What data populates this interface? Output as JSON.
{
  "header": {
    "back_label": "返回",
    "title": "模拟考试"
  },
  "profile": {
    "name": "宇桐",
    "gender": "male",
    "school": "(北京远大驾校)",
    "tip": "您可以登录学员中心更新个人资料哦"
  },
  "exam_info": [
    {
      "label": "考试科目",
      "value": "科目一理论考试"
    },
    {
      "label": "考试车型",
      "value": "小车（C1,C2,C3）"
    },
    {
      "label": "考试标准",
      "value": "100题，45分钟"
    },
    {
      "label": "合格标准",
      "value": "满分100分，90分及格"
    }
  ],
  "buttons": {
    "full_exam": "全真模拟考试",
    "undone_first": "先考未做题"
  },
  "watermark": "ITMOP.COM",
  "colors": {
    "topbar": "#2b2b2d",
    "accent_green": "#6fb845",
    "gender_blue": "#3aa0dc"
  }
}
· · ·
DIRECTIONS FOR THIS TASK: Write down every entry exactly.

RESPONSE BOX:
What data populates this interface? Output as JSON.
{
  "header": {
    "back_label": "返回",
    "title": "模拟考试"
  },
  "profile": {
    "name": "宇桐",
    "gender": "male",
    "school": "(北京远大驾校)",
    "tip": "您可以登录学员中心更新个人资料哦"
  },
  "exam_info": [
    {
      "label": "考试科目",
      "value": "科目一理论考试"
    },
    {
      "label": "考试车型",
      "value": "小车（C1,C2,C3）"
    },
    {
      "label": "考试标准",
      "value": "100题，45分钟"
    },
    {
      "label": "合格标准",
      "value": "满分100分，90分及格"
    }
  ],
  "buttons": {
    "full_exam": "全真模拟考试",
    "undone_first": "先考未做题"
  },
  "watermark": "ITMOP.COM",
  "colors": {
    "topbar": "#2b2b2d",
    "accent_green": "#6fb845",
    "gender_blue": "#3aa0dc"
  }
}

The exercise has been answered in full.